--- Exercise data Enclosed Below ---
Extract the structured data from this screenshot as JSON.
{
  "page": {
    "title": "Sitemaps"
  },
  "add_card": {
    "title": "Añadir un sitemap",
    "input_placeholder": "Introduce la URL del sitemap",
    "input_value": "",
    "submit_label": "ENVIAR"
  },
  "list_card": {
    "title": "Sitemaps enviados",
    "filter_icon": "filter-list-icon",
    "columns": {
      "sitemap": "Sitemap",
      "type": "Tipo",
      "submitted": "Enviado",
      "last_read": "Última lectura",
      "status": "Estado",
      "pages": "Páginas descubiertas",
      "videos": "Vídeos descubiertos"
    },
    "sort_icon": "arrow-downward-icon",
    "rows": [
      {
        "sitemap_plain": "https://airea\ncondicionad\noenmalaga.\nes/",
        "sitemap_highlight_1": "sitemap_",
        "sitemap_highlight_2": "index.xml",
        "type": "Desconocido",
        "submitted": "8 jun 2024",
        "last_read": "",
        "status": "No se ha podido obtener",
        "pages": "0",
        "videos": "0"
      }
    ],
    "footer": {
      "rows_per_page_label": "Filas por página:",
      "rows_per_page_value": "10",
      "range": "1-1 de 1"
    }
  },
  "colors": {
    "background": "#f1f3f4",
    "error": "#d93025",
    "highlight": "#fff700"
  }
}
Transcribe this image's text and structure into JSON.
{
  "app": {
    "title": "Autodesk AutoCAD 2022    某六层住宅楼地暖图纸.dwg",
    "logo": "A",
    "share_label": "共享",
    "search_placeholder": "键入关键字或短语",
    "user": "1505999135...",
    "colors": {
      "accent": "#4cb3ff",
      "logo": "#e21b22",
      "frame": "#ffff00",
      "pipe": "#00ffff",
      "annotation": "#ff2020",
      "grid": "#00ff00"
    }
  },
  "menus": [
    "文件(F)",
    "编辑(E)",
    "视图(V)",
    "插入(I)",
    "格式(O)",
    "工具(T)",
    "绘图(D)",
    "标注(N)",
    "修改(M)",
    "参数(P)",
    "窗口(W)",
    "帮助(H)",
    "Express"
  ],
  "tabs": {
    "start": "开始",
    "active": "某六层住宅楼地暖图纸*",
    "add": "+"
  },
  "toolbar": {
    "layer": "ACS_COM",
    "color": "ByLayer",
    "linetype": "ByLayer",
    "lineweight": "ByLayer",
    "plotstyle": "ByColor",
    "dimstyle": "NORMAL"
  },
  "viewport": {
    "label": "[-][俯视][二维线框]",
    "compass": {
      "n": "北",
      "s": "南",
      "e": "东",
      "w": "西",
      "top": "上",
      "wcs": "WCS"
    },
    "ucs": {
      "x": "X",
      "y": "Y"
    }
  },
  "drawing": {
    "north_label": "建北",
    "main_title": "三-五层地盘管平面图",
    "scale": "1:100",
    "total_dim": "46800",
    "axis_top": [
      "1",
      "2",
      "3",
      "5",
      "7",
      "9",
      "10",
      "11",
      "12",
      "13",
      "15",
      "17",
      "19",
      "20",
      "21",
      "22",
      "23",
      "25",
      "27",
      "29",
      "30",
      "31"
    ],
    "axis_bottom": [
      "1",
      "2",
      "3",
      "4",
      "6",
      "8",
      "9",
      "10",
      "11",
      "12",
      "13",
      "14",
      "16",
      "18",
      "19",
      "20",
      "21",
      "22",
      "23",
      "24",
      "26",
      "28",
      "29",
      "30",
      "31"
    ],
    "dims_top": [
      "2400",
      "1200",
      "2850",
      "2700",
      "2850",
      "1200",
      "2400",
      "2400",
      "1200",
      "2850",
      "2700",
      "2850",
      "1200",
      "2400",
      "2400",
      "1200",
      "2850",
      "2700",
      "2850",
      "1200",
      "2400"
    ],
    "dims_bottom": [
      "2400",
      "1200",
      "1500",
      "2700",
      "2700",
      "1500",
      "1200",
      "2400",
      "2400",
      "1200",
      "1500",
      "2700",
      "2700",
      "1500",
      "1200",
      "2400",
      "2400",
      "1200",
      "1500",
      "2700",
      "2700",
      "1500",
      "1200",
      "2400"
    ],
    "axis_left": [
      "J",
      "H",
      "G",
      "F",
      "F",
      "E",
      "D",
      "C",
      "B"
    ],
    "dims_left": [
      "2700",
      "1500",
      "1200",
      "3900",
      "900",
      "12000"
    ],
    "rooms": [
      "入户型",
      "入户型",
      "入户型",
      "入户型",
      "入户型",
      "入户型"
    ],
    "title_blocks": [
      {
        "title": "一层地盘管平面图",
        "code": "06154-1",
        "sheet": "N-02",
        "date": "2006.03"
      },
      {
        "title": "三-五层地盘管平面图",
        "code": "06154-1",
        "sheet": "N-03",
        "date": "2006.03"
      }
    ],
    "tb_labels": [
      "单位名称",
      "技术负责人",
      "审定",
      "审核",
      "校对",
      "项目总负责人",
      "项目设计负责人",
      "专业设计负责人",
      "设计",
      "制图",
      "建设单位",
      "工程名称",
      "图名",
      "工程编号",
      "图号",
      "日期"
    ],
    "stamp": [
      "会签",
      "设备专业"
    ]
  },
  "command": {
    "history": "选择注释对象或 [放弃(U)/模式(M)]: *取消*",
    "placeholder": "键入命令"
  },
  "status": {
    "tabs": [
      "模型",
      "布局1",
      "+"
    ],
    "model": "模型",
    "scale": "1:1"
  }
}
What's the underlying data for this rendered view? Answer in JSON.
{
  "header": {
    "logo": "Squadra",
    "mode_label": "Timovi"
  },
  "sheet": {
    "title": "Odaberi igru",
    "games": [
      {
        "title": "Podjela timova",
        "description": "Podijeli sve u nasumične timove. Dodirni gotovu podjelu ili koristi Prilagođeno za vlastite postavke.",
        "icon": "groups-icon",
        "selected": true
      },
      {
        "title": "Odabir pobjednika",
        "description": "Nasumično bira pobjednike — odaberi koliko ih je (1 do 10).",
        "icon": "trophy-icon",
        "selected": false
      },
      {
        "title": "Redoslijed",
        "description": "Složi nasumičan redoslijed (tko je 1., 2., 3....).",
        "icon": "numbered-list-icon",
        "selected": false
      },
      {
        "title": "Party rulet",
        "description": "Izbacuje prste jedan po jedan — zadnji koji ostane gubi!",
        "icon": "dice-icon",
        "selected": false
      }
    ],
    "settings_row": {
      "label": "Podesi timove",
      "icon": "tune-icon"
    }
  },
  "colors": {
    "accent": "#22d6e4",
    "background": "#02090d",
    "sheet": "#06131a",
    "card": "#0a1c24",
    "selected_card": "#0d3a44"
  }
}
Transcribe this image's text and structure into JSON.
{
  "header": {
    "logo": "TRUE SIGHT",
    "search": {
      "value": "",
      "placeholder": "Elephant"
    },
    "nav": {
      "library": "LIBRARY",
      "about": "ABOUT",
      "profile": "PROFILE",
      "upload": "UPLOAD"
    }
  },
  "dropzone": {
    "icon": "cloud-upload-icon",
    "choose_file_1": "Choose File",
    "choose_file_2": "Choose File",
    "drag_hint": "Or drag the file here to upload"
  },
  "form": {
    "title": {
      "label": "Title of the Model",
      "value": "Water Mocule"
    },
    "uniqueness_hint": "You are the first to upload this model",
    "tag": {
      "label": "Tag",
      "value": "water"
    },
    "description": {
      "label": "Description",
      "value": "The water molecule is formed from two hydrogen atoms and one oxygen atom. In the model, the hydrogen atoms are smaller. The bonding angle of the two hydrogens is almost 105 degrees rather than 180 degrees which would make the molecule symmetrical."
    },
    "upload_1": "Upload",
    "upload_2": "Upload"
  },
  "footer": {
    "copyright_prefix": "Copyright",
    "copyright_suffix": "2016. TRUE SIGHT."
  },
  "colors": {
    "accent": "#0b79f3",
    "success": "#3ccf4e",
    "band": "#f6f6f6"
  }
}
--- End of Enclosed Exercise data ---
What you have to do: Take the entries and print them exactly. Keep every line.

Answer to this exercise:
Extract the structured data from this screenshot as JSON.
{
  "page": {
    "title": "Sitemaps"
  },
  "add_card": {
    "title": "Añadir un sitemap",
    "input_placeholder": "Introduce la URL del sitemap",
    "input_value": "",
    "submit_label": "ENVIAR"
  },
  "list_card": {
    "title": "Sitemaps enviados",
    "filter_icon": "filter-list-icon",
    "columns": {
      "sitemap": "Sitemap",
      "type": "Tipo",
      "submitted": "Enviado",
      "last_read": "Última lectura",
      "status": "Estado",
      "pages": "Páginas descubiertas",
      "videos": "Vídeos descubiertos"
    },
    "sort_icon": "arrow-downward-icon",
    "rows": [
      {
        "sitemap_plain": "https://airea\ncondicionad\noenmalaga.\nes/",
        "sitemap_highlight_1": "sitemap_",
        "sitemap_highlight_2": "index.xml",
        "type": "Desconocido",
        "submitted": "8 jun 2024",
        "last_read": "",
        "status": "No se ha podido obtener",
        "pages": "0",
        "videos": "0"
      }
    ],
    "footer": {
      "rows_per_page_label": "Filas por página:",
      "rows_per_page_value": "10",
      "range": "1-1 de 1"
    }
  },
  "colors": {
    "background": "#f1f3f4",
    "error": "#d93025",
    "highlight": "#fff700"
  }
}
Transcribe this image's text and structure into JSON.
{
  "app": {
    "title": "Autodesk AutoCAD 2022    某六层住宅楼地暖图纸.dwg",
    "logo": "A",
    "share_label": "共享",
    "search_placeholder": "键入关键字或短语",
    "user": "1505999135...",
    "colors": {
      "accent": "#4cb3ff",
      "logo": "#e21b22",
      "frame": "#ffff00",
      "pipe": "#00ffff",
      "annotation": "#ff2020",
      "grid": "#00ff00"
    }
  },
  "menus": [
    "文件(F)",
    "编辑(E)",
    "视图(V)",
    "插入(I)",
    "格式(O)",
    "工具(T)",
    "绘图(D)",
    "标注(N)",
    "修改(M)",
    "参数(P)",
    "窗口(W)",
    "帮助(H)",
    "Express"
  ],
  "tabs": {
    "start": "开始",
    "active": "某六层住宅楼地暖图纸*",
    "add": "+"
  },
  "toolbar": {
    "layer": "ACS_COM",
    "color": "ByLayer",
    "linetype": "ByLayer",
    "lineweight": "ByLayer",
    "plotstyle": "ByColor",
    "dimstyle": "NORMAL"
  },
  "viewport": {
    "label": "[-][俯视][二维线框]",
    "compass": {
      "n": "北",
      "s": "南",
      "e": "东",
      "w": "西",
      "top": "上",
      "wcs": "WCS"
    },
    "ucs": {
      "x": "X",
      "y": "Y"
    }
  },
  "drawing": {
    "north_label": "建北",
    "main_title": "三-五层地盘管平面图",
    "scale": "1:100",
    "total_dim": "46800",
    "axis_top": [
      "1",
      "2",
      "3",
      "5",
      "7",
      "9",
      "10",
      "11",
      "12",
      "13",
      "15",
      "17",
      "19",
      "20",
      "21",
      "22",
      "23",
      "25",
      "27",
      "29",
      "30",
      "31"
    ],
    "axis_bottom": [
      "1",
      "2",
      "3",
      "4",
      "6",
      "8",
      "9",
      "10",
      "11",
      "12",
      "13",
      "14",
      "16",
      "18",
      "19",
      "20",
      "21",
      "22",
      "23",
      "24",
      "26",
      "28",
      "29",
      "30",
      "31"
    ],
    "dims_top": [
      "2400",
      "1200",
      "2850",
      "2700",
      "2850",
      "1200",
      "2400",
      "2400",
      "1200",
      "2850",
      "2700",
      "2850",
      "1200",
      "2400",
      "2400",
      "1200",
      "2850",
      "2700",
      "2850",
      "1200",
      "2400"
    ],
    "dims_bottom": [
      "2400",
      "1200",
      "1500",
      "2700",
      "2700",
      "1500",
      "1200",
      "2400",
      "2400",
      "1200",
      "1500",
      "2700",
      "2700",
      "1500",
      "1200",
      "2400",
      "2400",
      "1200",
      "1500",
      "2700",
      "2700",
      "1500",
      "1200",
      "2400"
    ],
    "axis_left": [
      "J",
      "H",
      "G",
      "F",
      "F",
      "E",
      "D",
      "C",
      "B"
    ],
    "dims_left": [
      "2700",
      "1500",
      "1200",
      "3900",
      "900",
      "12000"
    ],
    "rooms": [
      "入户型",
      "入户型",
      "入户型",
      "入户型",
      "入户型",
      "入户型"
    ],
    "title_blocks": [
      {
        "title": "一层地盘管平面图",
        "code": "06154-1",
        "sheet": "N-02",
        "date": "2006.03"
      },
      {
        "title": "三-五层地盘管平面图",
        "code": "06154-1",
        "sheet": "N-03",
        "date": "2006.03"
      }
    ],
    "tb_labels": [
      "单位名称",
      "技术负责人",
      "审定",
      "审核",
      "校对",
      "项目总负责人",
      "项目设计负责人",
      "专业设计负责人",
      "设计",
      "制图",
      "建设单位",
      "工程名称",
      "图名",
      "工程编号",
      "图号",
      "日期"
    ],
    "stamp": [
      "会签",
      "设备专业"
    ]
  },
  "command": {
    "history": "选择注释对象或 [放弃(U)/模式(M)]: *取消*",
    "placeholder": "键入命令"
  },
  "status": {
    "tabs": [
      "模型",
      "布局1",
      "+"
    ],
    "model": "模型",
    "scale": "1:1"
  }
}
What's the underlying data for this rendered view? Answer in JSON.
{
  "header": {
    "logo": "Squadra",
    "mode_label": "Timovi"
  },
  "sheet": {
    "title": "Odaberi igru",
    "games": [
      {
        "title": "Podjela timova",
        "description": "Podijeli sve u nasumične timove. Dodirni gotovu podjelu ili koristi Prilagođeno za vlastite postavke.",
        "icon": "groups-icon",
        "selected": true
      },
      {
        "title": "Odabir pobjednika",
        "description": "Nasumično bira pobjednike — odaberi koliko ih je (1 do 10).",
        "icon": "trophy-icon",
        "selected": false
      },
      {
        "title": "Redoslijed",
        "description": "Složi nasumičan redoslijed (tko je 1., 2., 3....).",
        "icon": "numbered-list-icon",
        "selected": false
      },
      {
        "title": "Party rulet",
        "description": "Izbacuje prste jedan po jedan — zadnji koji ostane gubi!",
        "icon": "dice-icon",
        "selected": false
      }
    ],
    "settings_row": {
      "label": "Podesi timove",
      "icon": "tune-icon"
    }
  },
  "colors": {
    "accent": "#22d6e4",
    "background": "#02090d",
    "sheet": "#06131a",
    "card": "#0a1c24",
    "selected_card": "#0d3a44"
  }
}
Transcribe this image's text and structure into JSON.
{
  "header": {
    "logo": "TRUE SIGHT",
    "search": {
      "value": "",
      "placeholder": "Elephant"
    },
    "nav": {
      "library": "LIBRARY",
      "about": "ABOUT",
      "profile": "PROFILE",
      "upload": "UPLOAD"
    }
  },
  "dropzone": {
    "icon": "cloud-upload-icon",
    "choose_file_1": "Choose File",
    "choose_file_2": "Choose File",
    "drag_hint": "Or drag the file here to upload"
  },
  "form": {
    "title": {
      "label": "Title of the Model",
      "value": "Water Mocule"
    },
    "uniqueness_hint": "You are the first to upload this model",
    "tag": {
      "label": "Tag",
      "value": "water"
    },
    "description": {
      "label": "Description",
      "value": "The water molecule is formed from two hydrogen atoms and one oxygen atom. In the model, the hydrogen atoms are smaller. The bonding angle of the two hydrogens is almost 105 degrees rather than 180 degrees which would make the molecule symmetrical."
    },
    "upload_1": "Upload",
    "upload_2": "Upload"
  },
  "footer": {
    "copyright_prefix": "Copyright",
    "copyright_suffix": "2016. TRUE SIGHT."
  },
  "colors": {
    "accent": "#0b79f3",
    "success": "#3ccf4e",
    "band": "#f6f6f6"
  }
}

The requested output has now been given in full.